(WHAT IS EXPECTED) Reproduce each record exactly, but exclude every picture.

-------- DATA FOR THE TASK

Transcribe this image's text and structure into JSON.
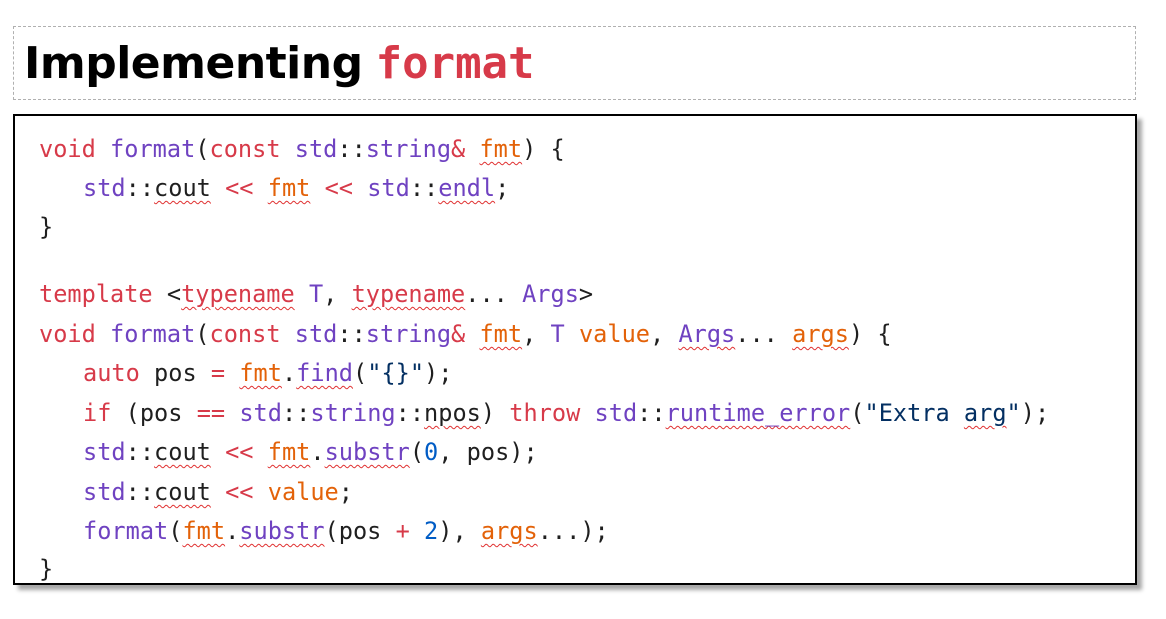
{
  "title": {
    "text": "Implementing",
    "code": "format"
  },
  "code": {
    "l1": {
      "t1": "void",
      "t2": "format",
      "t3": "(",
      "t4": "const",
      "t5": "std",
      "t6": "::",
      "t7": "string",
      "t8": "&",
      "t9": "fmt",
      "t10": ") {"
    },
    "l2": {
      "t1": "std",
      "t2": "::",
      "t3": "cout",
      "t4": "<<",
      "t5": "fmt",
      "t6": "<<",
      "t7": "std",
      "t8": "::",
      "t9": "endl",
      "t10": ";"
    },
    "l3": {
      "t1": "}"
    },
    "l5": {
      "t1": "template",
      "t2": "<",
      "t3": "typename",
      "t4": "T",
      "t5": ",",
      "t6": "typename",
      "t7": "...",
      "t8": "Args",
      "t9": ">"
    },
    "l6": {
      "t1": "void",
      "t2": "format",
      "t3": "(",
      "t4": "const",
      "t5": "std",
      "t6": "::",
      "t7": "string",
      "t8": "&",
      "t9": "fmt",
      "t10": ",",
      "t11": "T",
      "t12": "value",
      "t13": ",",
      "t14": "Args",
      "t15": "...",
      "t16": "args",
      "t17": ") {"
    },
    "l7": {
      "t1": "auto",
      "t2": "pos",
      "t3": "=",
      "t4": "fmt",
      "t5": ".",
      "t6": "find",
      "t7": "(",
      "t8": "\"{}\"",
      "t9": ");"
    },
    "l8": {
      "t1": "if",
      "t2": "(pos",
      "t3": "==",
      "t4": "std",
      "t5": "::",
      "t6": "string",
      "t7": "::",
      "t8": "npos",
      "t9": ")",
      "t10": "throw",
      "t11": "std",
      "t12": "::",
      "t13": "runtime_error",
      "t14": "(",
      "t15": "\"Extra ",
      "t16": "arg",
      "t17": "\"",
      "t18": ");"
    },
    "l9": {
      "t1": "std",
      "t2": "::",
      "t3": "cout",
      "t4": "<<",
      "t5": "fmt",
      "t6": ".",
      "t7": "substr",
      "t8": "(",
      "t9": "0",
      "t10": ", pos);"
    },
    "l10": {
      "t1": "std",
      "t2": "::",
      "t3": "cout",
      "t4": "<<",
      "t5": "value",
      "t6": ";"
    },
    "l11": {
      "t1": "format",
      "t2": "(",
      "t3": "fmt",
      "t4": ".",
      "t5": "substr",
      "t6": "(pos",
      "t7": "+",
      "t8": "2",
      "t9": "),",
      "t10": "args",
      "t11": "...);"
    },
    "l12": {
      "t1": "}"
    }
  },
  "colors": {
    "keyword": "#d73a49",
    "type": "#6f42c1",
    "param": "#e36209",
    "number": "#005cc5",
    "string": "#032f62",
    "spellcheck": "#e03131"
  }
}
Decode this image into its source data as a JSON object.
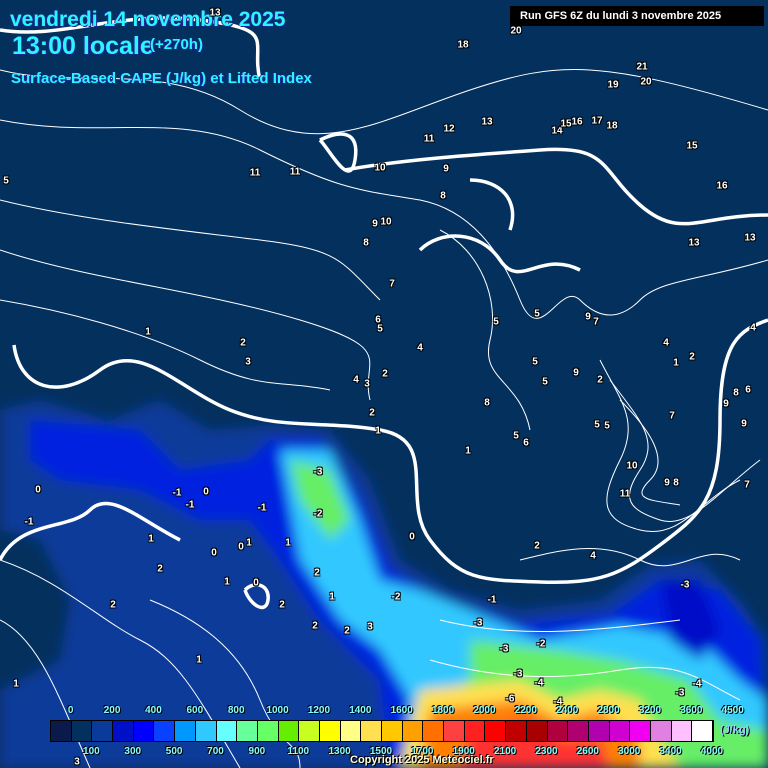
{
  "header": {
    "date": "vendredi 14 novembre 2025",
    "time": "13:00 locale",
    "lead": "(+270h)",
    "parameter": "Surface-Based CAPE (J/kg) et Lifted Index",
    "run": "Run GFS 6Z du lundi 3 novembre 2025"
  },
  "map": {
    "labels": [
      "13",
      "18",
      "20",
      "21",
      "20",
      "19",
      "12",
      "13",
      "11",
      "14",
      "15",
      "16",
      "17",
      "18",
      "15",
      "16",
      "13",
      "13",
      "10",
      "9",
      "8",
      "11",
      "11",
      "5",
      "9",
      "10",
      "8",
      "7",
      "6",
      "5",
      "5",
      "5",
      "9",
      "7",
      "1",
      "2",
      "3",
      "4",
      "3",
      "2",
      "4",
      "5",
      "5",
      "9",
      "2",
      "4",
      "1",
      "2",
      "4",
      "2",
      "8",
      "1",
      "5",
      "6",
      "5",
      "5",
      "7",
      "8",
      "6",
      "9",
      "9",
      "1",
      "10",
      "11",
      "9",
      "8",
      "7",
      "0",
      "-1",
      "0",
      "-3",
      "-1",
      "-1",
      "-1",
      "-2",
      "0",
      "1",
      "0",
      "0",
      "1",
      "1",
      "2",
      "4",
      "2",
      "2",
      "1",
      "0",
      "-3",
      "-2",
      "-1",
      "2",
      "2",
      "1",
      "2",
      "2",
      "3",
      "-3",
      "-2",
      "-3",
      "1",
      "-3",
      "-4",
      "-3",
      "-6",
      "-4",
      "1",
      "-4",
      "3"
    ]
  },
  "legend": {
    "colors": [
      "#0a1a4a",
      "#04305e",
      "#0a3a9a",
      "#0010c8",
      "#0000ff",
      "#0a40ff",
      "#0098ff",
      "#30c8ff",
      "#66ffff",
      "#66ff99",
      "#66ff66",
      "#66ee00",
      "#c8ff20",
      "#ffff00",
      "#ffff88",
      "#ffe050",
      "#ffc800",
      "#ffa000",
      "#ff7000",
      "#ff4040",
      "#ff2020",
      "#ff0000",
      "#c00000",
      "#a80000",
      "#b00040",
      "#b00070",
      "#b000b0",
      "#d000d0",
      "#f000f0",
      "#e080e0",
      "#ffc0ff",
      "#ffffff"
    ],
    "top": [
      "0",
      "200",
      "400",
      "600",
      "800",
      "1000",
      "1200",
      "1400",
      "1600",
      "1800",
      "2000",
      "2200",
      "2400",
      "2800",
      "3200",
      "3600",
      "4500"
    ],
    "bottom": [
      "100",
      "300",
      "500",
      "700",
      "900",
      "1100",
      "1300",
      "1500",
      "1700",
      "1900",
      "2100",
      "2300",
      "2600",
      "3000",
      "3400",
      "4000"
    ],
    "unit": "(J/kg)"
  },
  "copyright": "Copyright 2025 Meteociel.fr"
}
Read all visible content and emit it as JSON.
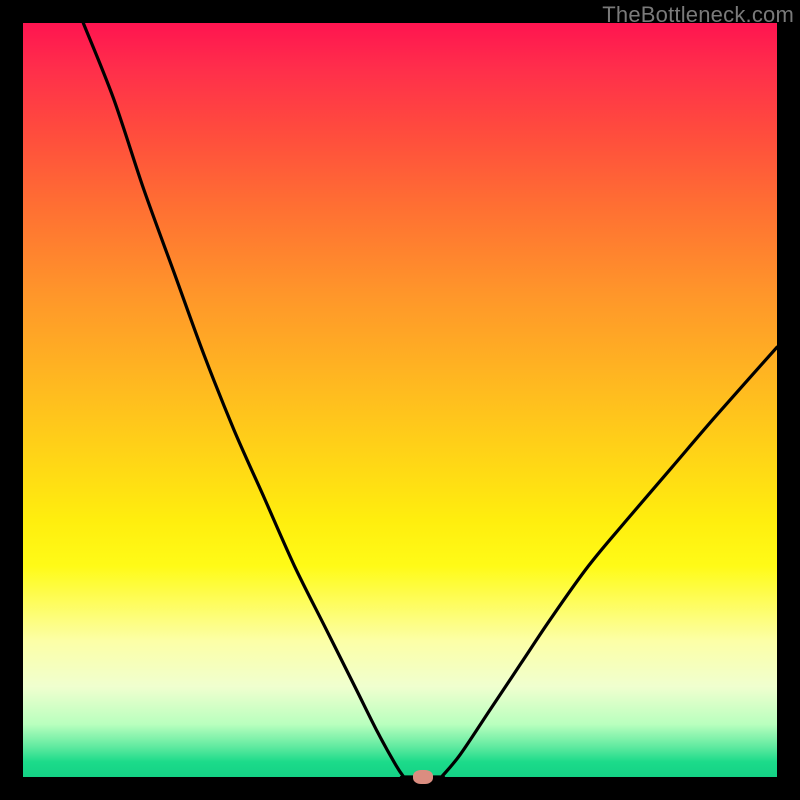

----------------

(SOLVED PROBLEM)
Transcribe this image's text and structure into JSON.
{
  "title": {
    "text": "Implementing",
    "code": "format"
  },
  "code": {
    "l1": {
      "t1": "void",
      "t2": "format",
      "t3": "(",
      "t4": "const",
      "t5": "std",
      "t6": "::",
      "t7": "string",
      "t8": "&",
      "t9": "fmt",
      "t10": ") {"
    },
    "l2": {
      "t1": "std",
      "t2": "::",
      "t3": "cout",
      "t4": "<<",
      "t5": "fmt",
      "t6": "<<",
      "t7": "std",
      "t8": "::",
      "t9": "endl",
      "t10": ";"
    },
    "l3": {
      "t1": "}"
    },
    "l5": {
      "t1": "template",
      "t2": "<",
      "t3": "typename",
      "t4": "T",
      "t5": ",",
      "t6": "typename",
      "t7": "...",
      "t8": "Args",
      "t9": ">"
    },
    "l6": {
      "t1": "void",
      "t2": "format",
      "t3": "(",
      "t4": "const",
      "t5": "std",
      "t6": "::",
      "t7": "string",
      "t8": "&",
      "t9": "fmt",
      "t10": ",",
      "t11": "T",
      "t12": "value",
      "t13": ",",
      "t14": "Args",
      "t15": "...",
      "t16": "args",
      "t17": ") {"
    },
    "l7": {
      "t1": "auto",
      "t2": "pos",
      "t3": "=",
      "t4": "fmt",
      "t5": ".",
      "t6": "find",
      "t7": "(",
      "t8": "\"{}\"",
      "t9": ");"
    },
    "l8": {
      "t1": "if",
      "t2": "(pos",
      "t3": "==",
      "t4": "std",
      "t5": "::",
      "t6": "string",
      "t7": "::",
      "t8": "npos",
      "t9": ")",
      "t10": "throw",
      "t11": "std",
      "t12": "::",
      "t13": "runtime_error",
      "t14": "(",
      "t15": "\"Extra ",
      "t16": "arg",
      "t17": "\"",
      "t18": ");"
    },
    "l9": {
      "t1": "std",
      "t2": "::",
      "t3": "cout",
      "t4": "<<",
      "t5": "fmt",
      "t6": ".",
      "t7": "substr",
      "t8": "(",
      "t9": "0",
      "t10": ", pos);"
    },
    "l10": {
      "t1": "std",
      "t2": "::",
      "t3": "cout",
      "t4": "<<",
      "t5": "value",
      "t6": ";"
    },
    "l11": {
      "t1": "format",
      "t2": "(",
      "t3": "fmt",
      "t4": ".",
      "t5": "substr",
      "t6": "(pos",
      "t7": "+",
      "t8": "2",
      "t9": "),",
      "t10": "args",
      "t11": "...);"
    },
    "l12": {
      "t1": "}"
    }
  },
  "colors": {
    "keyword": "#d73a49",
    "type": "#6f42c1",
    "param": "#e36209",
    "number": "#005cc5",
    "string": "#032f62",
    "spellcheck": "#e03131"
  }
}
Decode this image into its source data as a JSON object.
{
  "header": {
    "date": "vendredi 14 novembre 2025",
    "time": "13:00 locale",
    "lead": "(+270h)",
    "parameter": "Surface-Based CAPE (J/kg) et Lifted Index",
    "run": "Run GFS 6Z du lundi 3 novembre 2025"
  },
  "map": {
    "labels": [
      "13",
      "18",
      "20",
      "21",
      "20",
      "19",
      "12",
      "13",
      "11",
      "14",
      "15",
      "16",
      "17",
      "18",
      "15",
      "16",
      "13",
      "13",
      "10",
      "9",
      "8",
      "11",
      "11",
      "5",
      "9",
      "10",
      "8",
      "7",
      "6",
      "5",
      "5",
      "5",
      "9",
      "7",
      "1",
      "2",
      "3",
      "4",
      "3",
      "2",
      "4",
      "5",
      "5",
      "9",
      "2",
      "4",
      "1",
      "2",
      "4",
      "2",
      "8",
      "1",
      "5",
      "6",
      "5",
      "5",
      "7",
      "8",
      "6",
      "9",
      "9",
      "1",
      "10",
      "11",
      "9",
      "8",
      "7",
      "0",
      "-1",
      "0",
      "-3",
      "-1",
      "-1",
      "-1",
      "-2",
      "0",
      "1",
      "0",
      "0",
      "1",
      "1",
      "2",
      "4",
      "2",
      "2",
      "1",
      "0",
      "-3",
      "-2",
      "-1",
      "2",
      "2",
      "1",
      "2",
      "2",
      "3",
      "-3",
      "-2",
      "-3",
      "1",
      "-3",
      "-4",
      "-3",
      "-6",
      "-4",
      "1",
      "-4",
      "3"
    ]
  },
  "legend": {
    "colors": [
      "#0a1a4a",
      "#04305e",
      "#0a3a9a",
      "#0010c8",
      "#0000ff",
      "#0a40ff",
      "#0098ff",
      "#30c8ff",
      "#66ffff",
      "#66ff99",
      "#66ff66",
      "#66ee00",
      "#c8ff20",
      "#ffff00",
      "#ffff88",
      "#ffe050",
      "#ffc800",
      "#ffa000",
      "#ff7000",
      "#ff4040",
      "#ff2020",
      "#ff0000",
      "#c00000",
      "#a80000",
      "#b00040",
      "#b00070",
      "#b000b0",
      "#d000d0",
      "#f000f0",
      "#e080e0",
      "#ffc0ff",
      "#ffffff"
    ],
    "top": [
      "0",
      "200",
      "400",
      "600",
      "800",
      "1000",
      "1200",
      "1400",
      "1600",
      "1800",
      "2000",
      "2200",
      "2400",
      "2800",
      "3200",
      "3600",
      "4500"
    ],
    "bottom": [
      "100",
      "300",
      "500",
      "700",
      "900",
      "1100",
      "1300",
      "1500",
      "1700",
      "1900",
      "2100",
      "2300",
      "2600",
      "3000",
      "3400",
      "4000"
    ],
    "unit": "(J/kg)"
  },
  "copyright": "Copyright 2025 Meteociel.fr"
}
Read all visible content and emit it as JSON.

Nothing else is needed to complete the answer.